Fox News promoted climate deniers and disputed the scientific consensus that climate change exists and is man-made in response to a proposal from President Obama to lower carbon emissions that contribute to the warming of the planet.
On June 25, President Obama delivered a speech where he laid out policy proposals to combat climate change, including the regulation of carbon emissions from existing power plants. Fox News immediately reacted by hosting prominent climate deniers and dismissing the reality of climate change.
America Live host Megyn Kelly cut away from Obama's speech after several minutes, saying that Obama's assertion that "the planet is warming and human activity is contributing to it" is "not the full story." Kelly then turned to climate denier Chris Horner of the Competitive Enterprise Institute, an organization that has financial ties to the fossil fuel industry.
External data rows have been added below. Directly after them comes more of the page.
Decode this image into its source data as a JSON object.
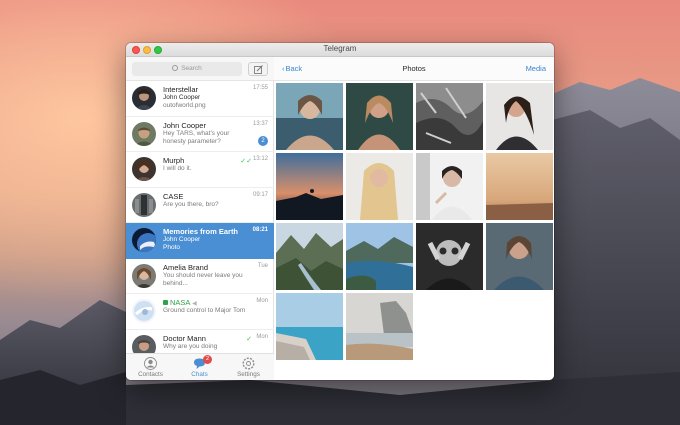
{
  "window": {
    "title": "Telegram"
  },
  "search": {
    "placeholder": "Search"
  },
  "chats": [
    {
      "name": "Interstellar",
      "sender": "John Cooper",
      "preview": "outofworld.png",
      "time": "17:55"
    },
    {
      "name": "John Cooper",
      "preview": "Hey TARS, what's your",
      "preview2": "honesty parameter?",
      "time": "13:37",
      "unread": "2"
    },
    {
      "name": "Murph",
      "preview": "I will do it.",
      "time": "13:12",
      "read": true
    },
    {
      "name": "CASE",
      "preview": "Are you there, bro?",
      "time": "09:17"
    },
    {
      "name": "Memories from Earth",
      "sender": "John Cooper",
      "preview": "Photo",
      "time": "08:21",
      "active": true
    },
    {
      "name": "Amelia Brand",
      "preview": "You should never leave you",
      "preview2": "behind...",
      "time": "Tue"
    },
    {
      "name": "NASA",
      "preview": "Ground control to Major Tom",
      "time": "Mon",
      "secret": true
    },
    {
      "name": "Doctor Mann",
      "preview": "Why are you doing",
      "time": "Mon",
      "read": true
    }
  ],
  "tabs": [
    {
      "label": "Contacts",
      "icon": "contacts-icon"
    },
    {
      "label": "Chats",
      "icon": "chats-icon",
      "badge": "2",
      "active": true
    },
    {
      "label": "Settings",
      "icon": "settings-icon"
    }
  ],
  "photos_header": {
    "back": "Back",
    "title": "Photos",
    "media": "Media"
  },
  "colors": {
    "accent": "#4a8ed3",
    "link": "#3a86d0",
    "secret_green": "#2fa24a",
    "badge_red": "#e14b4b"
  }
}
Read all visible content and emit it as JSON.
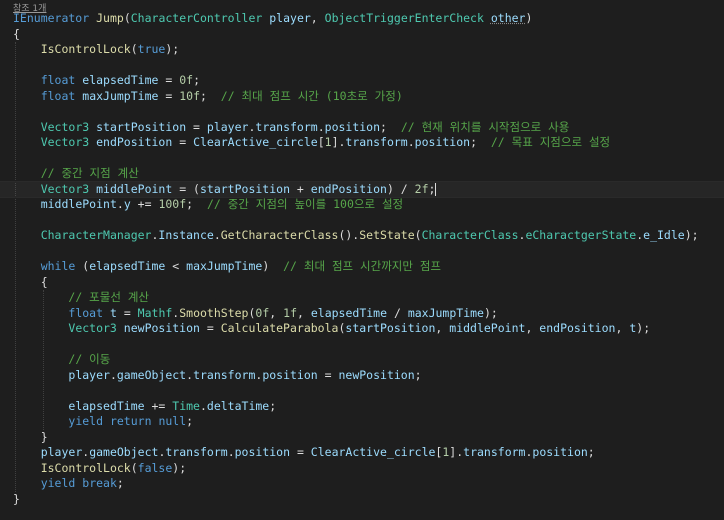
{
  "codelens": "참조 1개",
  "lines": [
    [
      [
        "kw",
        "IEnumerator"
      ],
      [
        "pl",
        " "
      ],
      [
        "fn",
        "Jump"
      ],
      [
        "pl",
        "("
      ],
      [
        "ty",
        "CharacterController"
      ],
      [
        "pl",
        " "
      ],
      [
        "vr",
        "player"
      ],
      [
        "pl",
        ", "
      ],
      [
        "ty",
        "ObjectTriggerEnterCheck"
      ],
      [
        "pl",
        " "
      ],
      [
        "vr",
        "other"
      ],
      [
        "pl",
        ")"
      ]
    ],
    [
      [
        "pl",
        "{"
      ]
    ],
    [
      [
        "pl",
        "    "
      ],
      [
        "fn",
        "IsControlLock"
      ],
      [
        "pl",
        "("
      ],
      [
        "kw",
        "true"
      ],
      [
        "pl",
        ");"
      ]
    ],
    [],
    [
      [
        "pl",
        "    "
      ],
      [
        "kw",
        "float"
      ],
      [
        "pl",
        " "
      ],
      [
        "vr",
        "elapsedTime"
      ],
      [
        "pl",
        " = "
      ],
      [
        "nm",
        "0f"
      ],
      [
        "pl",
        ";"
      ]
    ],
    [
      [
        "pl",
        "    "
      ],
      [
        "kw",
        "float"
      ],
      [
        "pl",
        " "
      ],
      [
        "vr",
        "maxJumpTime"
      ],
      [
        "pl",
        " = "
      ],
      [
        "nm",
        "10f"
      ],
      [
        "pl",
        ";  "
      ],
      [
        "cm",
        "// 최대 점프 시간 (10초로 가정)"
      ]
    ],
    [],
    [
      [
        "pl",
        "    "
      ],
      [
        "ty",
        "Vector3"
      ],
      [
        "pl",
        " "
      ],
      [
        "vr",
        "startPosition"
      ],
      [
        "pl",
        " = "
      ],
      [
        "vr",
        "player"
      ],
      [
        "pl",
        "."
      ],
      [
        "vr",
        "transform"
      ],
      [
        "pl",
        "."
      ],
      [
        "vr",
        "position"
      ],
      [
        "pl",
        ";  "
      ],
      [
        "cm",
        "// 현재 위치를 시작점으로 사용"
      ]
    ],
    [
      [
        "pl",
        "    "
      ],
      [
        "ty",
        "Vector3"
      ],
      [
        "pl",
        " "
      ],
      [
        "vr",
        "endPosition"
      ],
      [
        "pl",
        " = "
      ],
      [
        "vr",
        "ClearActive_circle"
      ],
      [
        "pl",
        "["
      ],
      [
        "nm",
        "1"
      ],
      [
        "pl",
        "]."
      ],
      [
        "vr",
        "transform"
      ],
      [
        "pl",
        "."
      ],
      [
        "vr",
        "position"
      ],
      [
        "pl",
        ";  "
      ],
      [
        "cm",
        "// 목표 지점으로 설정"
      ]
    ],
    [],
    [
      [
        "pl",
        "    "
      ],
      [
        "cm",
        "// 중간 지점 계산"
      ]
    ],
    [
      [
        "pl",
        "    "
      ],
      [
        "ty",
        "Vector3"
      ],
      [
        "pl",
        " "
      ],
      [
        "vr",
        "middlePoint"
      ],
      [
        "pl",
        " = ("
      ],
      [
        "vr",
        "startPosition"
      ],
      [
        "pl",
        " + "
      ],
      [
        "vr",
        "endPosition"
      ],
      [
        "pl",
        ") / "
      ],
      [
        "nm",
        "2f"
      ],
      [
        "pl",
        ";"
      ]
    ],
    [
      [
        "pl",
        "    "
      ],
      [
        "vr",
        "middlePoint"
      ],
      [
        "pl",
        "."
      ],
      [
        "vr",
        "y"
      ],
      [
        "pl",
        " += "
      ],
      [
        "nm",
        "100f"
      ],
      [
        "pl",
        ";  "
      ],
      [
        "cm",
        "// 중간 지점의 높이를 100으로 설정"
      ]
    ],
    [],
    [
      [
        "pl",
        "    "
      ],
      [
        "ty",
        "CharacterManager"
      ],
      [
        "pl",
        "."
      ],
      [
        "vr",
        "Instance"
      ],
      [
        "pl",
        "."
      ],
      [
        "fn",
        "GetCharacterClass"
      ],
      [
        "pl",
        "()."
      ],
      [
        "fn",
        "SetState"
      ],
      [
        "pl",
        "("
      ],
      [
        "ty",
        "CharacterClass"
      ],
      [
        "pl",
        "."
      ],
      [
        "ty",
        "eCharactgerState"
      ],
      [
        "pl",
        "."
      ],
      [
        "vr",
        "e_Idle"
      ],
      [
        "pl",
        ");"
      ]
    ],
    [],
    [
      [
        "pl",
        "    "
      ],
      [
        "kw",
        "while"
      ],
      [
        "pl",
        " ("
      ],
      [
        "vr",
        "elapsedTime"
      ],
      [
        "pl",
        " < "
      ],
      [
        "vr",
        "maxJumpTime"
      ],
      [
        "pl",
        ")  "
      ],
      [
        "cm",
        "// 최대 점프 시간까지만 점프"
      ]
    ],
    [
      [
        "pl",
        "    {"
      ]
    ],
    [
      [
        "pl",
        "        "
      ],
      [
        "cm",
        "// 포물선 계산"
      ]
    ],
    [
      [
        "pl",
        "        "
      ],
      [
        "kw",
        "float"
      ],
      [
        "pl",
        " "
      ],
      [
        "vr",
        "t"
      ],
      [
        "pl",
        " = "
      ],
      [
        "ty",
        "Mathf"
      ],
      [
        "pl",
        "."
      ],
      [
        "fn",
        "SmoothStep"
      ],
      [
        "pl",
        "("
      ],
      [
        "nm",
        "0f"
      ],
      [
        "pl",
        ", "
      ],
      [
        "nm",
        "1f"
      ],
      [
        "pl",
        ", "
      ],
      [
        "vr",
        "elapsedTime"
      ],
      [
        "pl",
        " / "
      ],
      [
        "vr",
        "maxJumpTime"
      ],
      [
        "pl",
        ");"
      ]
    ],
    [
      [
        "pl",
        "        "
      ],
      [
        "ty",
        "Vector3"
      ],
      [
        "pl",
        " "
      ],
      [
        "vr",
        "newPosition"
      ],
      [
        "pl",
        " = "
      ],
      [
        "fn",
        "CalculateParabola"
      ],
      [
        "pl",
        "("
      ],
      [
        "vr",
        "startPosition"
      ],
      [
        "pl",
        ", "
      ],
      [
        "vr",
        "middlePoint"
      ],
      [
        "pl",
        ", "
      ],
      [
        "vr",
        "endPosition"
      ],
      [
        "pl",
        ", "
      ],
      [
        "vr",
        "t"
      ],
      [
        "pl",
        ");"
      ]
    ],
    [],
    [
      [
        "pl",
        "        "
      ],
      [
        "cm",
        "// 이동"
      ]
    ],
    [
      [
        "pl",
        "        "
      ],
      [
        "vr",
        "player"
      ],
      [
        "pl",
        "."
      ],
      [
        "vr",
        "gameObject"
      ],
      [
        "pl",
        "."
      ],
      [
        "vr",
        "transform"
      ],
      [
        "pl",
        "."
      ],
      [
        "vr",
        "position"
      ],
      [
        "pl",
        " = "
      ],
      [
        "vr",
        "newPosition"
      ],
      [
        "pl",
        ";"
      ]
    ],
    [],
    [
      [
        "pl",
        "        "
      ],
      [
        "vr",
        "elapsedTime"
      ],
      [
        "pl",
        " += "
      ],
      [
        "ty",
        "Time"
      ],
      [
        "pl",
        "."
      ],
      [
        "vr",
        "deltaTime"
      ],
      [
        "pl",
        ";"
      ]
    ],
    [
      [
        "pl",
        "        "
      ],
      [
        "kw",
        "yield"
      ],
      [
        "pl",
        " "
      ],
      [
        "kw",
        "return"
      ],
      [
        "pl",
        " "
      ],
      [
        "kw",
        "null"
      ],
      [
        "pl",
        ";"
      ]
    ],
    [
      [
        "pl",
        "    }"
      ]
    ],
    [
      [
        "pl",
        "    "
      ],
      [
        "vr",
        "player"
      ],
      [
        "pl",
        "."
      ],
      [
        "vr",
        "gameObject"
      ],
      [
        "pl",
        "."
      ],
      [
        "vr",
        "transform"
      ],
      [
        "pl",
        "."
      ],
      [
        "vr",
        "position"
      ],
      [
        "pl",
        " = "
      ],
      [
        "vr",
        "ClearActive_circle"
      ],
      [
        "pl",
        "["
      ],
      [
        "nm",
        "1"
      ],
      [
        "pl",
        "]."
      ],
      [
        "vr",
        "transform"
      ],
      [
        "pl",
        "."
      ],
      [
        "vr",
        "position"
      ],
      [
        "pl",
        ";"
      ]
    ],
    [
      [
        "pl",
        "    "
      ],
      [
        "fn",
        "IsControlLock"
      ],
      [
        "pl",
        "("
      ],
      [
        "kw",
        "false"
      ],
      [
        "pl",
        ");"
      ]
    ],
    [
      [
        "pl",
        "    "
      ],
      [
        "kw",
        "yield"
      ],
      [
        "pl",
        " "
      ],
      [
        "kw",
        "break"
      ],
      [
        "pl",
        ";"
      ]
    ],
    [
      [
        "pl",
        "}"
      ]
    ]
  ],
  "highlighted_line": 11
}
Kelly and Horner both pushed the false notion that recent short-term temperature trends undermine the scientific consensus that climate change is ongoing.
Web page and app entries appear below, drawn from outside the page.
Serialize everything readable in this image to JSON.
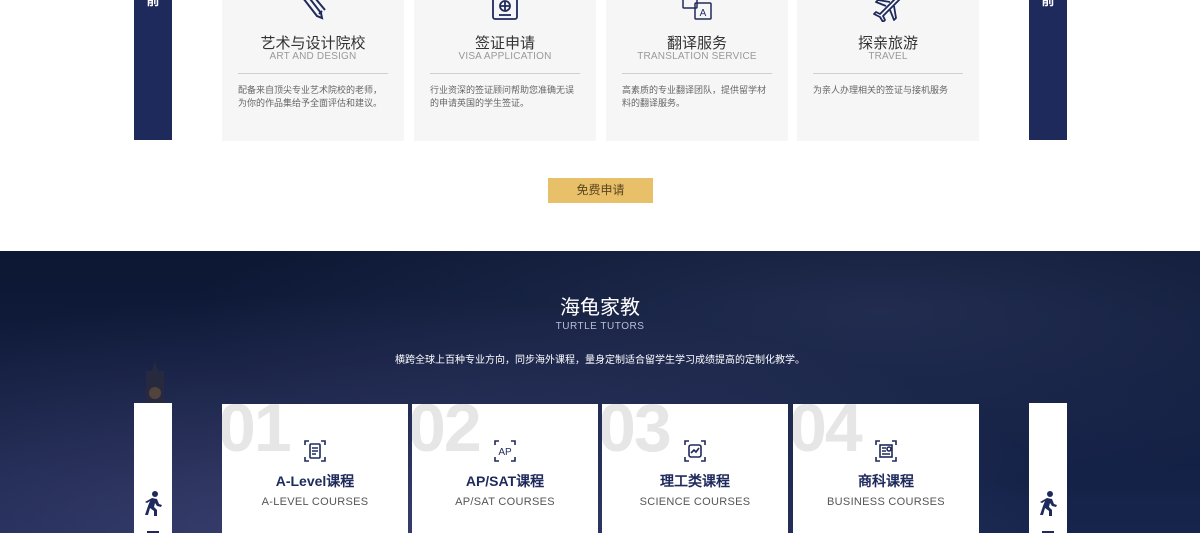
{
  "colors": {
    "navy": "#1e2a5c",
    "gold": "#e8c069",
    "card_bg": "#f6f6f6",
    "dark_bg": "#0c1733"
  },
  "side_tab_char": "前",
  "services": [
    {
      "icon": "pen-ruler-icon",
      "title_cn": "艺术与设计院校",
      "title_en": "ART AND DESIGN",
      "desc": "配备来自顶尖专业艺术院校的老师，为你的作品集给予全面评估和建议。"
    },
    {
      "icon": "passport-icon",
      "title_cn": "签证申请",
      "title_en": "VISA APPLICATION",
      "desc": "行业资深的签证顾问帮助您准确无误的申请英国的学生签证。"
    },
    {
      "icon": "translation-icon",
      "title_cn": "翻译服务",
      "title_en": "TRANSLATION SERVICE",
      "desc": "高素质的专业翻译团队，提供留学材料的翻译服务。"
    },
    {
      "icon": "airplane-icon",
      "title_cn": "探亲旅游",
      "title_en": "TRAVEL",
      "desc": "为亲人办理相关的签证与接机服务"
    }
  ],
  "free_apply_label": "免费申请",
  "tutors": {
    "title": "海龟家教",
    "subtitle": "TURTLE TUTORS",
    "description": "横跨全球上百种专业方向，同步海外课程，量身定制适合留学生学习成绩提高的定制化教学。",
    "courses": [
      {
        "num": "01",
        "icon": "clipboard-icon",
        "title_cn": "A-Level课程",
        "title_en": "A-LEVEL COURSES"
      },
      {
        "num": "02",
        "icon": "ap-badge-icon",
        "title_cn": "AP/SAT课程",
        "title_en": "AP/SAT COURSES"
      },
      {
        "num": "03",
        "icon": "science-scan-icon",
        "title_cn": "理工类课程",
        "title_en": "SCIENCE COURSES"
      },
      {
        "num": "04",
        "icon": "business-doc-icon",
        "title_cn": "商科课程",
        "title_en": "BUSINESS COURSES"
      }
    ]
  }
}
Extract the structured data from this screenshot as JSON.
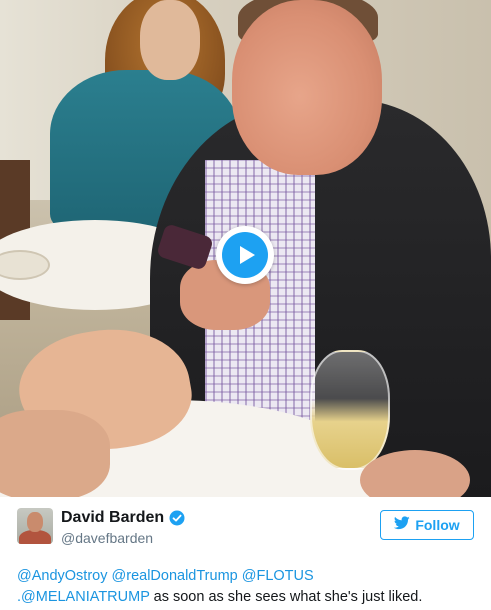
{
  "tweet": {
    "media": {
      "type": "video",
      "play_icon": "play-icon"
    },
    "author": {
      "display_name": "David Barden",
      "handle": "@davefbarden",
      "verified_icon": "verified-badge-icon",
      "avatar_icon": "avatar"
    },
    "follow": {
      "label": "Follow",
      "icon": "twitter-bird-icon"
    },
    "text": {
      "mentions": [
        "@AndyOstroy",
        "@realDonaldTrump",
        "@FLOTUS",
        ".@MELANIATRUMP"
      ],
      "body": " as soon as she sees what she's just liked."
    },
    "colors": {
      "accent": "#1da1f2",
      "link": "#1b95e0",
      "text": "#14171a",
      "muted": "#657786"
    }
  }
}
On Special Report with Bret Baier, Fox News contributor Charles Krauthammer reacted to the speech by also pushing the idea that recent temperature trends undermine the long-term warming trend.
Your World with Neil Cavuto hosted weather forecaster and climate denier Joe Bastardi, who incorrectly claimed that Obama was wrong when he said in his speech that the "12 warmest years in recorded history have all come in the last 15 years."
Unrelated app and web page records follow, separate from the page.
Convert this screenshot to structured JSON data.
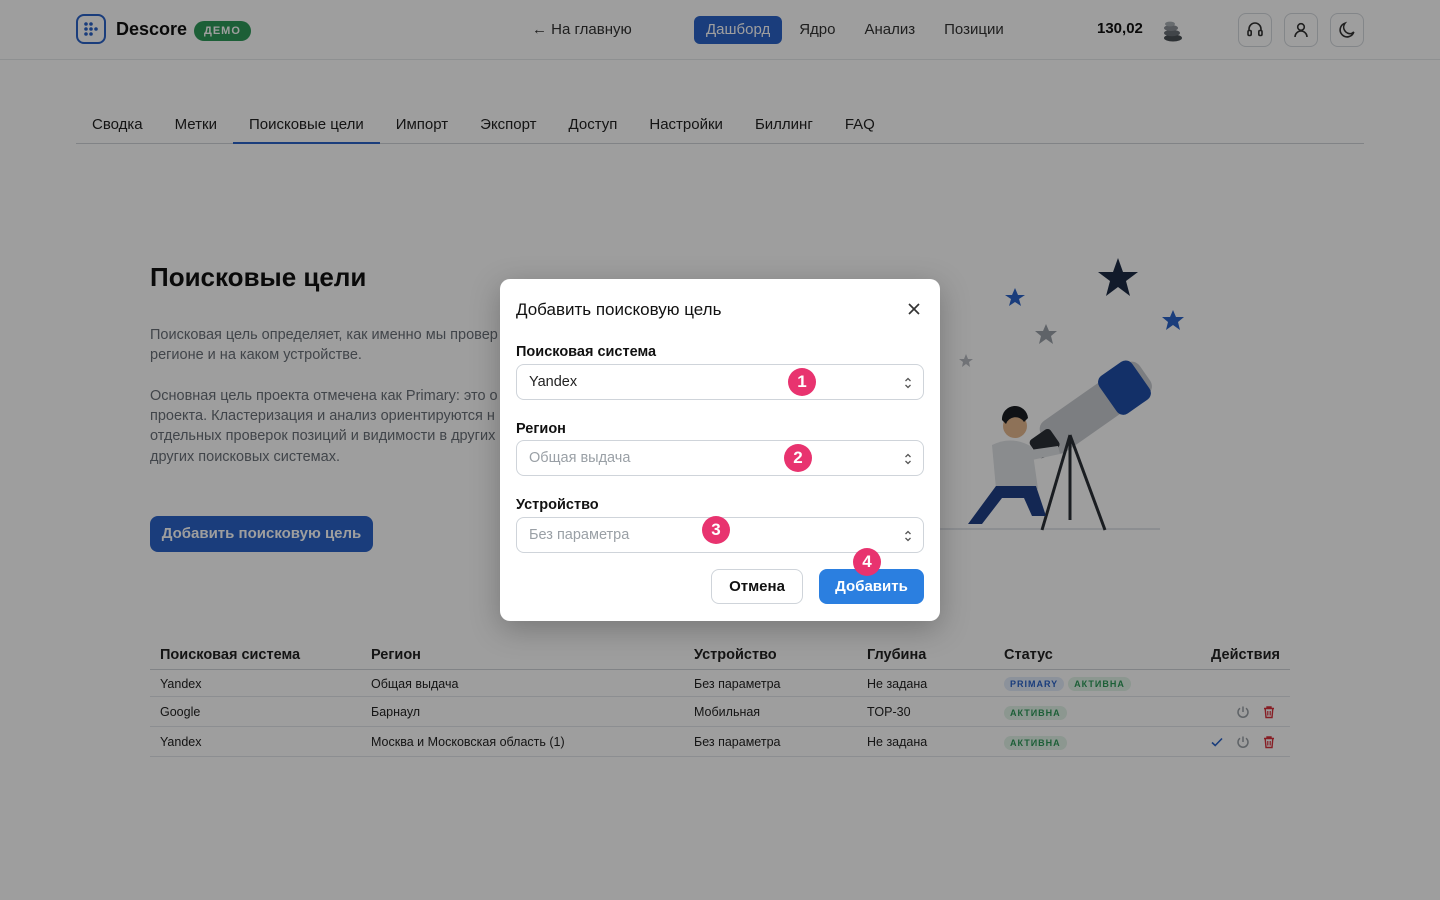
{
  "header": {
    "logo_name": "Descore",
    "demo_badge": "ДЕМО",
    "back_link": "← На главную",
    "nav": [
      {
        "label": "Дашборд",
        "active": true
      },
      {
        "label": "Ядро",
        "active": false
      },
      {
        "label": "Анализ",
        "active": false
      },
      {
        "label": "Позиции",
        "active": false
      }
    ],
    "balance": "130,02"
  },
  "tabs": [
    {
      "label": "Сводка",
      "active": false
    },
    {
      "label": "Метки",
      "active": false
    },
    {
      "label": "Поисковые цели",
      "active": true
    },
    {
      "label": "Импорт",
      "active": false
    },
    {
      "label": "Экспорт",
      "active": false
    },
    {
      "label": "Доступ",
      "active": false
    },
    {
      "label": "Настройки",
      "active": false
    },
    {
      "label": "Биллинг",
      "active": false
    },
    {
      "label": "FAQ",
      "active": false
    }
  ],
  "hero": {
    "title": "Поисковые цели",
    "paragraph1_line1": "Поисковая цель определяет, как именно мы провер",
    "paragraph1_line2": "регионе и на каком устройстве.",
    "paragraph2_line1": "Основная цель проекта отмечена как Primary: это о",
    "paragraph2_line2": "проекта. Кластеризация и анализ ориентируются н",
    "paragraph2_line3": "отдельных проверок позиций и видимости в других",
    "paragraph2_line4": "других поисковых системах.",
    "add_button": "Добавить поисковую цель"
  },
  "table": {
    "headers": [
      "Поисковая система",
      "Регион",
      "Устройство",
      "Глубина",
      "Статус",
      "Действия"
    ],
    "rows": [
      {
        "engine": "Yandex",
        "region": "Общая выдача",
        "device": "Без параметра",
        "depth": "Не задана",
        "primary": "PRIMARY",
        "status": "АКТИВНА"
      },
      {
        "engine": "Google",
        "region": "Барнаул",
        "device": "Мобильная",
        "depth": "TOP-30",
        "primary": "",
        "status": "АКТИВНА"
      },
      {
        "engine": "Yandex",
        "region": "Москва и Московская область (1)",
        "device": "Без параметра",
        "depth": "Не задана",
        "primary": "",
        "status": "АКТИВНА"
      }
    ]
  },
  "modal": {
    "title": "Добавить поисковую цель",
    "engine_label": "Поисковая система",
    "engine_value": "Yandex",
    "region_label": "Регион",
    "region_placeholder": "Общая выдача",
    "device_label": "Устройство",
    "device_placeholder": "Без параметра",
    "cancel": "Отмена",
    "add": "Добавить"
  },
  "markers": [
    "1",
    "2",
    "3",
    "4"
  ],
  "colors": {
    "brand": "#2b63c9",
    "add_button": "#2b7fe0",
    "demo_badge": "#2e9a5a",
    "marker": "#e8336f",
    "delete": "#d9303a"
  },
  "icons": [
    "logo-grid-icon",
    "coin-stack-icon",
    "headset-icon",
    "user-icon",
    "moon-icon",
    "close-icon",
    "chevron-updown-icon",
    "power-icon",
    "trash-icon",
    "check-icon"
  ]
}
Opening The Five, co-host Greg Gutfeld said climate skeptics "were right all along" and said Obama was "denying science" in his climate change speech.
And on Hannity, Fox contributor Liz Cheney dismissed the science behind climate change when she said that Obama is "using phony science to kill jobs." She continued, saying that "the science is just simply bogus."
But despite Fox's efforts to deny it, the fact is that the vast majority of climate scientists agree that climate change is occurring. Ninety-seven percent of climate scientists that publish peer-reviewed papers on the subject of climate change agree that global temperatures have risen and that "human activity is a significant contributing factor" in the rising temperatures. Eighty-four percent of scientists acknowledge that the planet is warming due to human activity, and nearly 200 scientific organizations from around the world have made public statements acknowledging that manmade climate change is real.